Q: Should we have a separate bank account linked to the TreasuryDirect account? I assume we are giving them the right to take money out if we buy T-bills. Are there any risks of confiscation from IRS if the government has our bank account #’s? – Ash M.
A: Treasuries are a good alternative to cash because Treasuries are an obligation of the US government while a money market or cash account at a bank or brokerage firm can expose you to that firm’s credit risk. But we are in the realm of severe paranoia here – for the most part all of these funds are safe today. The IRS can only confiscate your money if you owe them money, even with its high levels of corruption. Stealing money out of bank accounts would start a revolution. We may get there but not for a while.

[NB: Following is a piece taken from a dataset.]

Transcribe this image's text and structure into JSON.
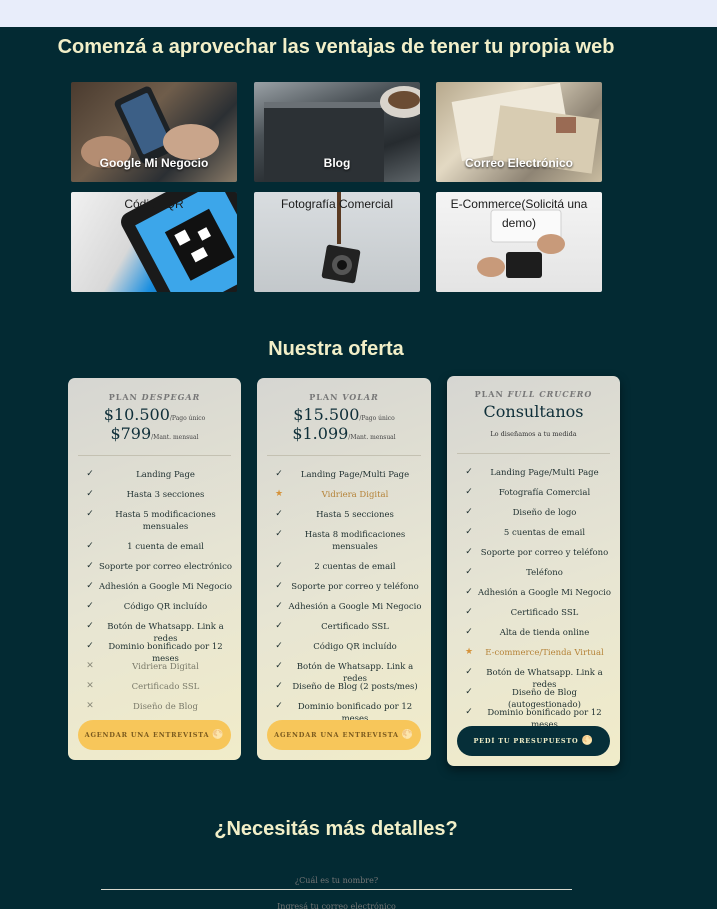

Q: I have the same question that many others here have asked. Let’s say I go whole hog on gold in whatever form. If currencies have gone into hyper inflationary mode, how do I buy my necessities and pay my bills with ETFS, mutual funds, gold coins and gold bullion? As soon as I convert some of my gold holdings into currency, I have to rush to buy stuff before inflation kills my buying power. Has any country or economy been able to survive off their gold holdings or this is all one big myth to help keep the price of gold going higher? The real function that I see as gold is a hedge against inflation and world upheavals but you still cannot go all in on gold…you still need real estate, farmland, water, seeds, fuel etc. to survive. – Tim E.
A: You won’t be able to go shopping with gold. Gold is a hedge against both inflation and deflation but has to be turned into dollars to be used in every day transactions. Gold is actually trading at a very low value on an inflation-adjusted basis. I agree you need those other assets to survive but gold should be considered an alternative form of money that will protect you from central bankers.

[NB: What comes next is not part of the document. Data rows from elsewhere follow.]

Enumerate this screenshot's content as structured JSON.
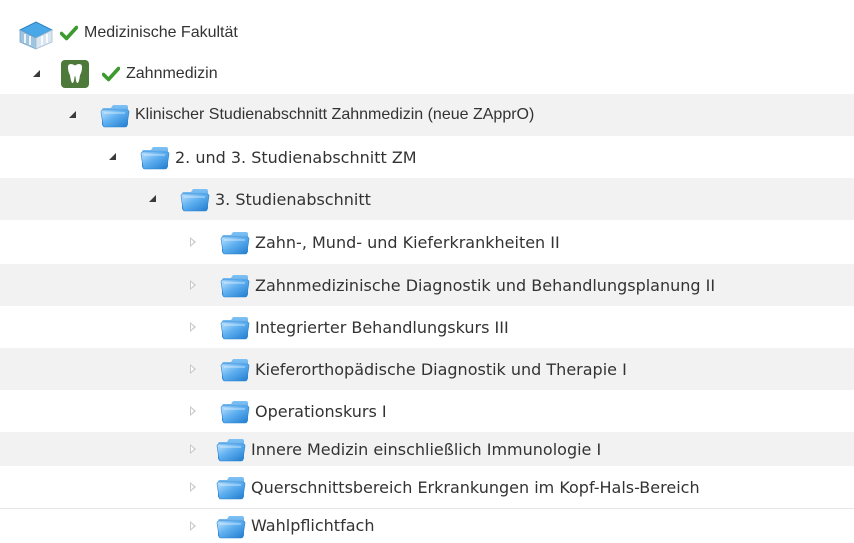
{
  "tree": {
    "root": {
      "label": "Medizinische Fakultät",
      "icon": "faculty-building-icon",
      "status_icon": "check-icon"
    },
    "department": {
      "label": "Zahnmedizin",
      "icon": "tooth-icon",
      "status_icon": "check-icon"
    },
    "nodes": [
      {
        "label": "Klinischer Studienabschnitt Zahnmedizin (neue ZApprO)",
        "expanded": true
      },
      {
        "label": "2. und 3. Studienabschnitt ZM",
        "expanded": true
      },
      {
        "label": "3. Studienabschnitt",
        "expanded": true
      }
    ],
    "leaves": [
      {
        "label": "Zahn-, Mund- und Kieferkrankheiten II",
        "expanded": false
      },
      {
        "label": "Zahnmedizinische Diagnostik und Behandlungsplanung II",
        "expanded": false
      },
      {
        "label": "Integrierter Behandlungskurs III",
        "expanded": false
      },
      {
        "label": "Kieferorthopädische Diagnostik und Therapie I",
        "expanded": false
      },
      {
        "label": "Operationskurs I",
        "expanded": false
      },
      {
        "label": "Innere Medizin einschließlich Immunologie I",
        "expanded": false
      },
      {
        "label": "Querschnittsbereich Erkrankungen im Kopf-Hals-Bereich",
        "expanded": false
      },
      {
        "label": "Wahlpflichtfach",
        "expanded": false
      }
    ],
    "colors": {
      "check": "#3c9a2e",
      "folder": "#4a9be0",
      "tooth_bg": "#4d7a3a",
      "row_alt": "#f2f2f2"
    }
  }
}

Q: In your 2016 gold briefing, you mentioned that when the financial system fell apart in 2008, the gold price shot up from $700/oz to $1400/oz, but you did not mention how gold miner stocks performed across the board. I don’t have any idea as I was not in the market then. Were the mining stocks doing as well as their metal counterparts back then? – Arnie H.
A good way to see the performance of gold mining stocks is to track the Market Vectors Gold Miners ETF (NYSEARCA: GDX). During the crash, you can see that GDX followed a very similar trajectory to gold – it hit lows of $20.95 on Oct. 1 2008, and then steadily rose up to $62.80 in August 2011. In Dec. 2013 it dropped back down to $21.13 and spent much of the subsequent period trading lower than $20. As I write this, it’s above $23. I expect that it will continue to track with gold next time gold goes up, too.
Click to ViewQ: How about ETFs like OUNZ that allow us to retrieve our position in hard assets? During times of big deltas in the dollar, we could have the hard assets instead of currency for those who do not want to hold large quantities of metal in our safes. – Gerry C.
A: I like OUNZ, and I may update my Gold Briefing to include it. It has been doing fairly well lately.
Click to View
For those who want a little more information, Van Eck MerkGld-SBI (NYSEARCA: OUNZ
) is an innovative physical gold ETF (launched 2014) that allows even small investors to redeem their shares of gold (amounts as small as 1 troy ounce). This is opposed to other physical gold ETFS like GLD, where only authorized participants are allowed to redeem gold, and then, only in whole creation units (like a minimum of 100,000 shares for GLD).
In OUNZ, there is either a minimum redemption fee or a redemption fee per ounce, comparable to the spot markup you pay when buying gold through Kitco or other online gold dealers. And good news – it’s not a taxable transaction.
|1oz. American Gold Eagle
|1 oz. American Buffalo
|1 oz. Australian Kangaroo
|1 oz. Canadian Maple
|1 oz. Australian Bar
|10 oz. Australian Bar
|London Good Delivery Bar
I hope you’ve found this helpful. Keep asking (and answering) great questions!